    – mbm29414
    Sep 30, 2016 at 13:16
  • 2
    This does not work. 18.04. jpg.
    – mathtick
    Dec 2, 2018 at 14:50
  • To complete the answer even more, if you have multiple apps with the same name (e.g. you're developing and have an app store version and a debug version), you can specify a path to the app. Example: open -a /path/to/MyApp.app /path/to/file.txt
    – Patrick
    Mar 21, 2022 at 4:08
2

I wrote a guide on how to open a file in terminal which includes instructions for Windows and Linux as well, but to summarize for both the OP and others who find this page (to be complete, I showed how to do this in command prompt as well):

Navigate to the file's directory: cd /path/to/directory

Open the file: In macOS open filename.txt or use editors like vi, emacs, nano. Example:

vi filename.txt

Opening Other Files in Terminal:

macOS: PDFs: open filename.pdf

Images: open filename.jpg

Webpages: open http://www.example.com

3
  • 1
    Thanks for the answer. I’m not so sure the windows or Linux information will be greeted with up votes here. Perhaps linking to that detail hosted on another site as a footnote would be more appropriate?
    – bmike
    Oct 17, 2023 at 20:05
  • @bmike thank you, I have removed the information for linux and windows Oct 19, 2023 at 17:11
  • 1
    @agarza thank you for the edit. It looks great! Oct 20, 2023 at 2:23
0

It can also be done by using xdg-open filename. Command will open the file with it's default application and it also used to open the urls .

4
  • xdg-open is not a stock Mac OS X tool.
    – lhf
    Jan 2, 2018 at 17:49
  • 2
    xdg-open is on Linux and macOS is not Linux! The accepted answer has the default macOS command line app, open. Jan 2, 2018 at 17:58
  • 1
    Awkwardly this question is the top google hit for "linux open any file". So while this is not a correct answer for the question asked, it is really handy to have this listed highly. I can't bring myself to vote this answer up, but I will vote the other wrong answers down to ensure this stays prominent.
    – LovesTha
    Oct 7, 2020 at 22:21
  • 1
    You’re correct @LovesTha - would it be good to ask and answer a question on Linux or Unix specific sites here so it can be found better and be on topic?
    – bmike
    Oct 19, 2023 at 18:44
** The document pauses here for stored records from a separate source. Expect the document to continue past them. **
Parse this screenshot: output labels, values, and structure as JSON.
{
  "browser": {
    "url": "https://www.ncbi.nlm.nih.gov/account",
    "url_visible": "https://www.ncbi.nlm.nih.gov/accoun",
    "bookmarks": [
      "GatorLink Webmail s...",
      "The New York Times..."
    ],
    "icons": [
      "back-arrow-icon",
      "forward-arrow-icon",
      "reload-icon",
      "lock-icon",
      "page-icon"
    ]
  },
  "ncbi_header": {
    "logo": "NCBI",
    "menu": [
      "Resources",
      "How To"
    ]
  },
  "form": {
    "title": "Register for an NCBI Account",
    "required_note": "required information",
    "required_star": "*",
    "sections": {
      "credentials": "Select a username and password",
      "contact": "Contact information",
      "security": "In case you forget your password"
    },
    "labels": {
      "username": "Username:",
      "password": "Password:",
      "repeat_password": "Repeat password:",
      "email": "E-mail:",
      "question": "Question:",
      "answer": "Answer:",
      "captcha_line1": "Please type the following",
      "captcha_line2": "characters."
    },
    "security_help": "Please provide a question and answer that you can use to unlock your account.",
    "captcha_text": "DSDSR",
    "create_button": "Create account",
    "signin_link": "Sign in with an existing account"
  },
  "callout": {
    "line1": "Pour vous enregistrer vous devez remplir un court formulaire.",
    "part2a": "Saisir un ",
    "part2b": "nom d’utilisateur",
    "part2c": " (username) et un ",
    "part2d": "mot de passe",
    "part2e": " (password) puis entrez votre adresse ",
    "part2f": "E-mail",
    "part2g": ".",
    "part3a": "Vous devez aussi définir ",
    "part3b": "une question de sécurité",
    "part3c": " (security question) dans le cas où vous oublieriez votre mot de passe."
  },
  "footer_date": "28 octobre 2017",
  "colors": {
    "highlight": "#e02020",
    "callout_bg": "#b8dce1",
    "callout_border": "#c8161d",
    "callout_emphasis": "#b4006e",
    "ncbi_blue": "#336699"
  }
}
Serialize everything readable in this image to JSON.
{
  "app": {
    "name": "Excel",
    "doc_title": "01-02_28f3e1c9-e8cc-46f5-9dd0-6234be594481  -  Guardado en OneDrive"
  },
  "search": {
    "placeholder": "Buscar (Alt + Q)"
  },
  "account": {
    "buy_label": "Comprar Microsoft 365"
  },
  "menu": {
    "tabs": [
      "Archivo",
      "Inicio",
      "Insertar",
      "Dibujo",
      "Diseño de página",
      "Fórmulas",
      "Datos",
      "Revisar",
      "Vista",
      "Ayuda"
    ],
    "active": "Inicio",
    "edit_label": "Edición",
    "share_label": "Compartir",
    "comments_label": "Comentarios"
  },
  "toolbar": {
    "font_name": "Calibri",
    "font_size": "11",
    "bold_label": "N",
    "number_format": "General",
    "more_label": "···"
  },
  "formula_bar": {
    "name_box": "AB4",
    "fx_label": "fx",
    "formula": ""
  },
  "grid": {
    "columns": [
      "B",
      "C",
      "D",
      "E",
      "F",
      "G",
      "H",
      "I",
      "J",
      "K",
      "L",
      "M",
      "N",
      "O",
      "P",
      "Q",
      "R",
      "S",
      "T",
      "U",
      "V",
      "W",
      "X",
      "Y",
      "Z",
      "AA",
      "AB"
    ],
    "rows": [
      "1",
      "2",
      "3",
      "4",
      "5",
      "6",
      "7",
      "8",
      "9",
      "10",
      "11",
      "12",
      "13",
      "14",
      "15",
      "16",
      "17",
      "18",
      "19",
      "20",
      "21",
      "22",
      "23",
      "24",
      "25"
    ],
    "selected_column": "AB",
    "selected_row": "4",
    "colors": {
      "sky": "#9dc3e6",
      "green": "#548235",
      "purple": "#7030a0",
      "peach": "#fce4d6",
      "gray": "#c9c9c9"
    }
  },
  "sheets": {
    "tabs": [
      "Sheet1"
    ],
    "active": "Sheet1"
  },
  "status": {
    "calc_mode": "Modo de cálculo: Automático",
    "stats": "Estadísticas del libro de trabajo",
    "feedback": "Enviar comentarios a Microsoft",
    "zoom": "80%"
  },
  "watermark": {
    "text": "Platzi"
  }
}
You must log in to answer this question.

Not the answer you're looking for? Browse other questions tagged .